The human-ABO blood groups of free-ranging long-tailed macaques (Macaca fascicularis) and parapatric rhesus macaques (M. mulatta) in Thailand

J Med Primatol. 2008 Feb;37(1):31-7. doi: 10.1111/j.1600-0684.2007.00223.x.


Background: Long-tailed and rhesus macaques are widely used in biomedical research; therefore, the known blood group is important.

Methods: The human-type ABO blood group was determined in wild or semi-wild long-tailed and rhesus macaques in Thailand. A total of 729 long-tailed and 160 rhesus macaques from 20 localities were temporarily caught.

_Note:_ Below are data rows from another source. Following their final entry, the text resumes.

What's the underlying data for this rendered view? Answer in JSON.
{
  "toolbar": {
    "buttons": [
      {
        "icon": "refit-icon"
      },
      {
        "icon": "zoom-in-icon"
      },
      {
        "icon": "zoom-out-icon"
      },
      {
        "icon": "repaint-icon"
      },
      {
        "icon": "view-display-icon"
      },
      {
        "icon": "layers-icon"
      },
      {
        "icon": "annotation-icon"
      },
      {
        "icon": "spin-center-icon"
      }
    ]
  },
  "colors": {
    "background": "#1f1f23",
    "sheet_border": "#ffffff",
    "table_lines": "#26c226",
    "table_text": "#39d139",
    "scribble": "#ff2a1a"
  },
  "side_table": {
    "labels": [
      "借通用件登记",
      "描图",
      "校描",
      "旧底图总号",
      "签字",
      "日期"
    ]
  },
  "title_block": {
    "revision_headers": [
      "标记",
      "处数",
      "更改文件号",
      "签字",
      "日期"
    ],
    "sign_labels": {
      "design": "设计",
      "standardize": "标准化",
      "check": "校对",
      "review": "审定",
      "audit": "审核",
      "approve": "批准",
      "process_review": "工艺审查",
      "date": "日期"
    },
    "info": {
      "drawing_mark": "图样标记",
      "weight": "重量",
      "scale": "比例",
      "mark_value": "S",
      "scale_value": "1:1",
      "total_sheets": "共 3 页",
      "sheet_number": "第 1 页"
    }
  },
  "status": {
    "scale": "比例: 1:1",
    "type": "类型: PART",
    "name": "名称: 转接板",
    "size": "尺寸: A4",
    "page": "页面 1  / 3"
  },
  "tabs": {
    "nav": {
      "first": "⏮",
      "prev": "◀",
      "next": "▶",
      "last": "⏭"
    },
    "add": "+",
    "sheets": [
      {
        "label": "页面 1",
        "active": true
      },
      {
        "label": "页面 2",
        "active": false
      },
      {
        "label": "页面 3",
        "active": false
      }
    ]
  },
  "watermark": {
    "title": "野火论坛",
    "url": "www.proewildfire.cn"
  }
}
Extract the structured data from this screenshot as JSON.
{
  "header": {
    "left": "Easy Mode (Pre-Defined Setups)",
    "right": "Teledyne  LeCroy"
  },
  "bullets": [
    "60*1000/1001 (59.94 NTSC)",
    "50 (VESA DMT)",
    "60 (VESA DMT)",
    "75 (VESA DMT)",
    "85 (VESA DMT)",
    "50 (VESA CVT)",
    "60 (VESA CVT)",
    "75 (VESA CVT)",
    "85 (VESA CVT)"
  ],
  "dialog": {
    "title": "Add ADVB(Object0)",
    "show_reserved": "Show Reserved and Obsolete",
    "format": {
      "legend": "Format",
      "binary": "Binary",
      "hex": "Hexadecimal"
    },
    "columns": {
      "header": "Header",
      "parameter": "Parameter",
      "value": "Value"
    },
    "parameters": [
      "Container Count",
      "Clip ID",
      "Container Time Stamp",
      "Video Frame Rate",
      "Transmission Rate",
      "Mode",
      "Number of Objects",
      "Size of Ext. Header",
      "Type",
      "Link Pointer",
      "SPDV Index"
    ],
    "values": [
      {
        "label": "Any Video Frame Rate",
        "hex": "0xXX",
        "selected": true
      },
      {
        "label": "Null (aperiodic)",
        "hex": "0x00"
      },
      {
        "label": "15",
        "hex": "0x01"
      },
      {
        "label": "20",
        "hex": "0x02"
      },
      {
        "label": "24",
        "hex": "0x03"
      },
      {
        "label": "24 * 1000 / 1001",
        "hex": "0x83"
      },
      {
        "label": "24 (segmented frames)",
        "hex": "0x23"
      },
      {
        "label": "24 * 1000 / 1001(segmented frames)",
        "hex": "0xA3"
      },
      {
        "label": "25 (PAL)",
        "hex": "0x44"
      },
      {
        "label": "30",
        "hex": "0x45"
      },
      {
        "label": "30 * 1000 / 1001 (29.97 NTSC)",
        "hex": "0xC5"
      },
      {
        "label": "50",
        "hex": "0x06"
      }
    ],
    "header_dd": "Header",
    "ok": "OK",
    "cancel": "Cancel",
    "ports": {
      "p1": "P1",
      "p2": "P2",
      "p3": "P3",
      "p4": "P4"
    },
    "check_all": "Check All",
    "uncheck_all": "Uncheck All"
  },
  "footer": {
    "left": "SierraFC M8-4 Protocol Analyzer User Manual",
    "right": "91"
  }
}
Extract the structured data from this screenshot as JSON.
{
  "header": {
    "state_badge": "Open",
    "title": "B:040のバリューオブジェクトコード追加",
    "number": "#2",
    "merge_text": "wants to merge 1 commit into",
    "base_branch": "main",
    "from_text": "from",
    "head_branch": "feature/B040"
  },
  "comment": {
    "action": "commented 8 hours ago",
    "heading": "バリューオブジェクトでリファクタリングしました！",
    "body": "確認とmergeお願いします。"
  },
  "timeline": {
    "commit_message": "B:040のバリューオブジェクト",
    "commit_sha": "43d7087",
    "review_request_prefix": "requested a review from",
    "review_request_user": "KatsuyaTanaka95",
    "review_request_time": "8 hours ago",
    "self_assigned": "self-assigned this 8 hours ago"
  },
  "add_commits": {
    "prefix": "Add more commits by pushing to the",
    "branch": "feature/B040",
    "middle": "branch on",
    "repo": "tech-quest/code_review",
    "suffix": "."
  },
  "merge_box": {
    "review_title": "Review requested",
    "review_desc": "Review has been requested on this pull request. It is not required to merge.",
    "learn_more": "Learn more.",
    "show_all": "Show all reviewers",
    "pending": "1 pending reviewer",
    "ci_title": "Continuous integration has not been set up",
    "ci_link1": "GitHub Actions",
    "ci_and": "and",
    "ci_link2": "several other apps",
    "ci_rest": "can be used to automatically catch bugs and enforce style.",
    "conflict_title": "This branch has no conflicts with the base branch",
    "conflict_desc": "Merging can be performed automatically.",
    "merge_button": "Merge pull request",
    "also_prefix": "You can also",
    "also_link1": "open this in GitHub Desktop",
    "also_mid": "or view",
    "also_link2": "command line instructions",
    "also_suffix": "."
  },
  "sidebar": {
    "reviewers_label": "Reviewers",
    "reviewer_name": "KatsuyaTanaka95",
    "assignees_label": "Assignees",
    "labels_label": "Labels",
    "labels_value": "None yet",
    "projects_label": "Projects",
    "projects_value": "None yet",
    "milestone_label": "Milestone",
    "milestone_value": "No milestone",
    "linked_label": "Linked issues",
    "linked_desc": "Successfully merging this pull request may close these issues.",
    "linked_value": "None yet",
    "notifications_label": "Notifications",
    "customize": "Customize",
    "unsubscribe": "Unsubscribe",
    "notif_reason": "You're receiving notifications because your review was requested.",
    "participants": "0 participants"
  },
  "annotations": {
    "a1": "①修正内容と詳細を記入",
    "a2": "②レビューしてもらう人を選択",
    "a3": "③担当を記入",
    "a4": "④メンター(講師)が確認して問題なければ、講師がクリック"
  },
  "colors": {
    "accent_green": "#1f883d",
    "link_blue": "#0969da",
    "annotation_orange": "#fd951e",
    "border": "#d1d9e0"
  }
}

Results: The frequency profiles of blood groups, calculated by averaging the frequency of each troop in long-tailed and rhesus macaques, were AB > O > B > A at 29.6%, 27.4%, 27.2%, and 15.8%, and B > AB > A > O at 39.6%, 33.4%, 18.2%, and 8.8%, respectively. Irrespective of locality, the frequencies were AB > O > B > A of 29.6%, 28.0%, 24.4%, and 18.0%, and AB > B > A > O of 37.5%, 28.7%, 26.9%, and 6.9%, respectively, for all long-tailed and rhesus macaques. The frequency profile of blood groups in Thai rhesus macaques was somewhat similar to that in the parapatric long-tailed macaques; however, it was different from other rhesus populations where only group B was detected.

Conclusions: Our data support the hypothesis that Indochinese rhesus macaques are hybrids between rhesus and long-tailed macaques in the past.

Publication types

  • Comparative Study
  • Research Support, Non-U.S. Gov't

MeSH terms

  • ABO Blood-Group System / blood*
  • Animals
  • Macaca fascicularis / blood*
  • Macaca mulatta / blood*
  • Species Specificity
  • Thailand


  • ABO Blood-Group System